Neanderthals hunted deer using close-range thrusting spears, reports a study published online this week in Nature Ecology & Evolution.
The idea that Neanderthals - and their earlier hominin relatives, Homo heidelbergensis - used spears to hunt is supported by the previous unearthing of 300,000-400,000-year-old wooden spears in both Britain and Germany. However, since evidence of hunting damage on both prey species and spears is rarely preserved, especially together, archaeologists could only speculate as to exactly how the wooden spears were used.
Sabine Gaudzinski-Windheuser and colleagues use microscopic imaging and ballistic tests to experimentally reproduce hunting damage found on fallow deer skeletons from the 120,000-year-old lakeshore archaeological site of Neumark-Nord, in Germany. The authors propose that the deer were killed by being thrust at with sharp wooden spears at close range, maybe as part of cooperative ambush tactics.

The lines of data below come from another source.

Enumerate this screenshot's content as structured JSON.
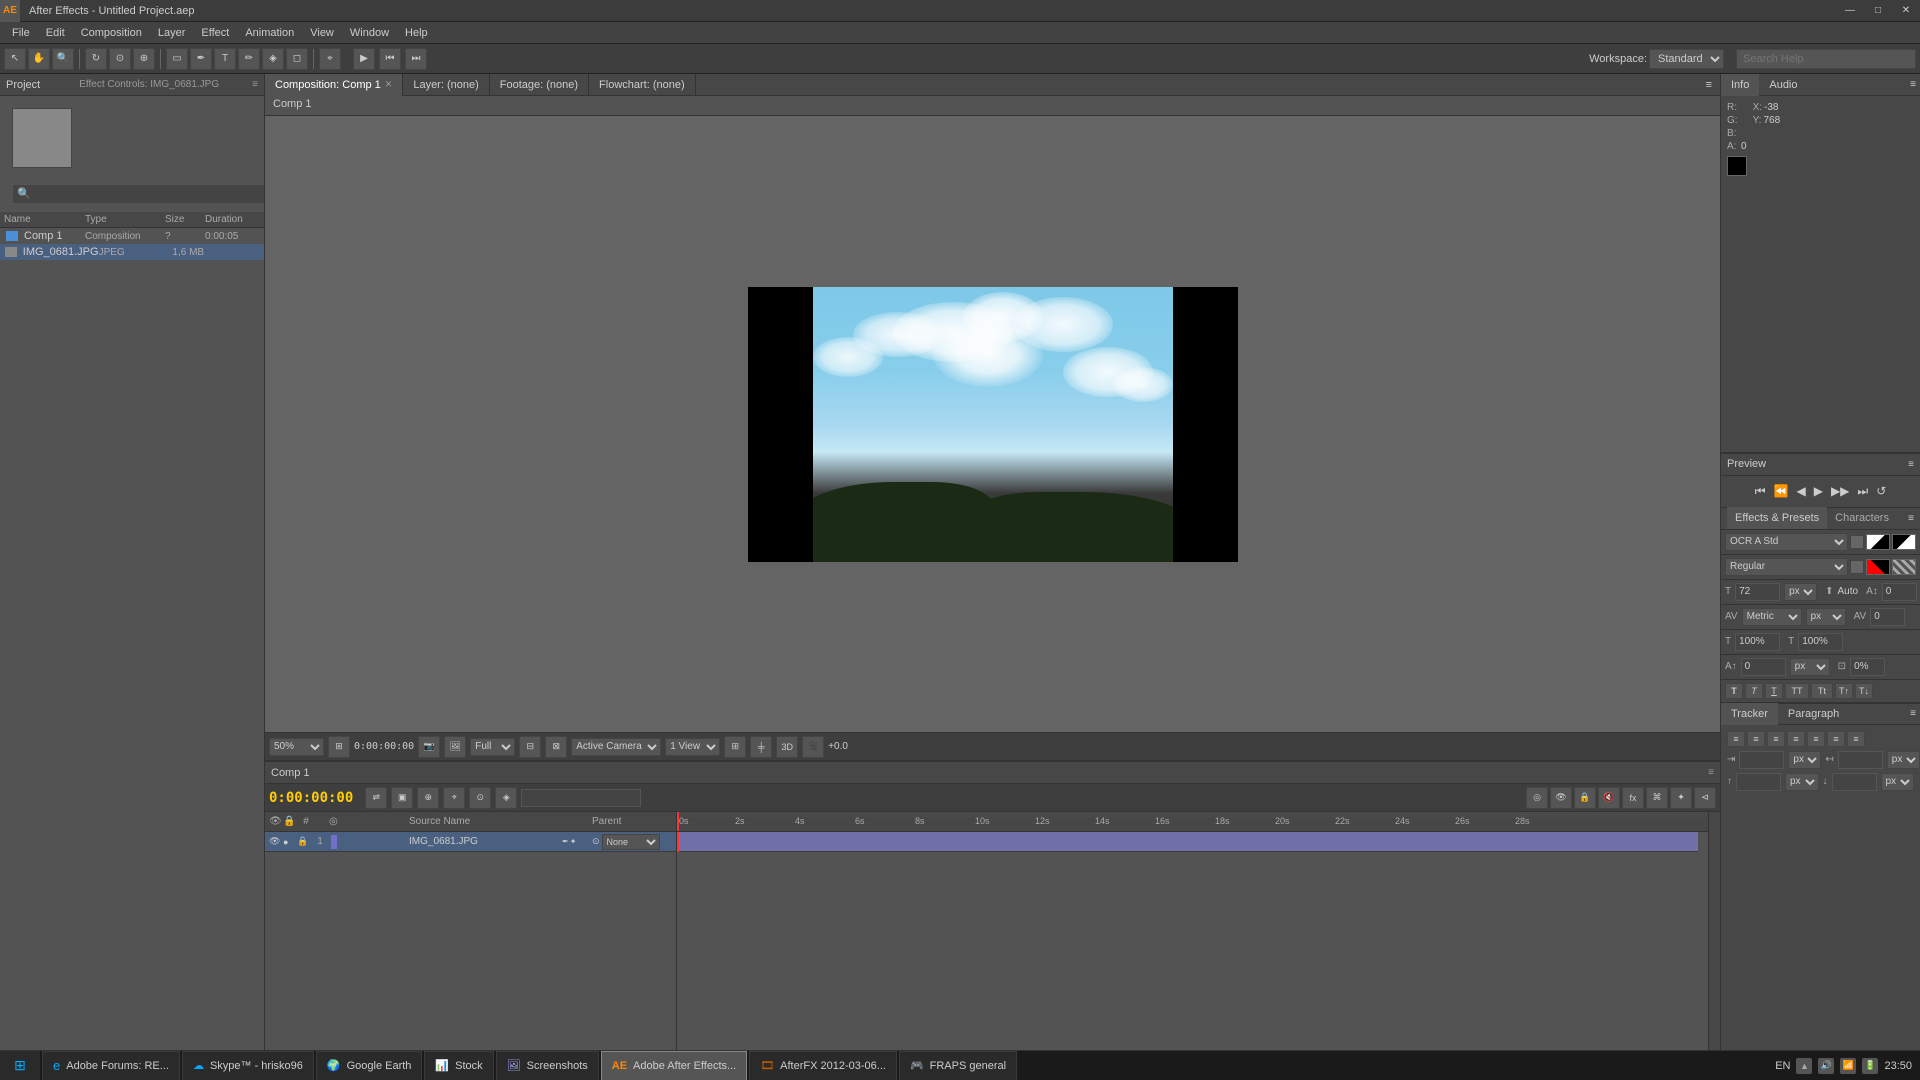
{
  "titlebar": {
    "icon": "AE",
    "title": "After Effects - Untitled Project.aep",
    "min_btn": "—",
    "max_btn": "□",
    "close_btn": "✕"
  },
  "menubar": {
    "items": [
      "File",
      "Edit",
      "Composition",
      "Layer",
      "Effect",
      "Animation",
      "View",
      "Window",
      "Help"
    ]
  },
  "toolbar": {
    "workspace_label": "Workspace:",
    "workspace_value": "Standard",
    "search_placeholder": "Search Help"
  },
  "project_panel": {
    "title": "Project",
    "effect_controls_title": "Effect Controls: IMG_0681.JPG",
    "search_placeholder": "Search",
    "columns": {
      "name": "Name",
      "type": "Type",
      "size": "Size",
      "duration": "Duration"
    },
    "items": [
      {
        "name": "Comp 1",
        "type": "Composition",
        "size": "?",
        "duration": "0:00:05"
      },
      {
        "name": "IMG_0681.JPG",
        "type": "JPEG",
        "size": "1.6 MB",
        "duration": ""
      }
    ]
  },
  "viewer": {
    "tabs": [
      {
        "label": "Composition: Comp 1",
        "active": true
      },
      {
        "label": "Layer: (none)",
        "active": false
      },
      {
        "label": "Footage: (none)",
        "active": false
      },
      {
        "label": "Flowchart: (none)",
        "active": false
      }
    ],
    "comp_label": "Comp 1",
    "zoom": "50%",
    "time": "0:00:00:00",
    "quality": "Full",
    "camera": "Active Camera",
    "view": "1 View",
    "plus_value": "+0.0"
  },
  "info_panel": {
    "tabs": [
      "Info",
      "Audio"
    ],
    "active_tab": "Info",
    "r_label": "R:",
    "g_label": "G:",
    "b_label": "B:",
    "a_label": "A:",
    "r_value": "",
    "g_value": "",
    "b_value": "",
    "a_value": "0",
    "x_label": "X:",
    "x_value": "-38",
    "y_label": "Y:",
    "y_value": "768"
  },
  "preview_panel": {
    "title": "Preview",
    "controls": [
      "⏮",
      "⏪",
      "◀",
      "▶",
      "▶▶",
      "⏭",
      "🔁"
    ]
  },
  "effects_presets": {
    "title": "Effects & Presets",
    "tabs": [
      "Effects & Presets",
      "Characters"
    ]
  },
  "character_panel": {
    "font_name": "OCR A Std",
    "font_style": "Regular",
    "font_size": "72",
    "font_size_unit": "px",
    "auto_label": "Auto",
    "tracking_label": "Metric",
    "tracking_unit": "px",
    "kerning_value": "0",
    "scale_h": "100%",
    "scale_v": "100%",
    "baseline_shift": "0 px",
    "tsume": "0%"
  },
  "tracker_para": {
    "tabs": [
      "Tracker",
      "Paragraph"
    ],
    "active_tab": "Tracker"
  },
  "paragraph_panel": {
    "indent_left": "px",
    "indent_right": "px",
    "space_before": "px",
    "space_after": "px"
  },
  "timeline": {
    "title": "Comp 1",
    "current_time": "0:00:00:00",
    "search_placeholder": "",
    "ruler_marks": [
      "0s",
      "2s",
      "4s",
      "6s",
      "8s",
      "10s",
      "12s",
      "14s",
      "16s",
      "18s",
      "20s",
      "22s",
      "24s",
      "26s",
      "28s"
    ],
    "layers": [
      {
        "number": "1",
        "name": "IMG_0681.JPG",
        "parent": "None",
        "selected": true
      }
    ]
  },
  "taskbar": {
    "start_icon": "⊞",
    "items": [
      {
        "icon": "🌐",
        "label": "Adobe Forums: RE...",
        "active": false
      },
      {
        "icon": "🔵",
        "label": "Skype™ - hrisko96",
        "active": false
      },
      {
        "icon": "🌍",
        "label": "Google Earth",
        "active": false
      },
      {
        "icon": "📦",
        "label": "Stock",
        "active": false
      },
      {
        "icon": "📷",
        "label": "Screenshots",
        "active": false
      },
      {
        "icon": "🎬",
        "label": "Adobe After Effects...",
        "active": true
      },
      {
        "icon": "🎞",
        "label": "AfterFX 2012-03-06...",
        "active": false
      },
      {
        "icon": "🎮",
        "label": "FRAPS general",
        "active": false
      }
    ],
    "lang": "EN",
    "time": "23:50"
  }
}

In an accompanying News & Views, Annemieke Milks emphasizes that the fact that deer at Neumark-Nord were hunted with close-range spears does not preclude the possibility that Neanderthals could have also hunted with longer-range throwing spears elsewhere. However, it does illustrate that Neanderthals could hunt in closed, forested landscapes, hinting at complex hunting strategies and cooperative behaviour, she notes.
Astronomy: The first global geological map of TitanNature Astronomy
Environment: Value of national parks’ impact on mental health estimatedNature Communications
Ecology: Lost deer-like species ‘rediscovered’Nature Ecology & Evolution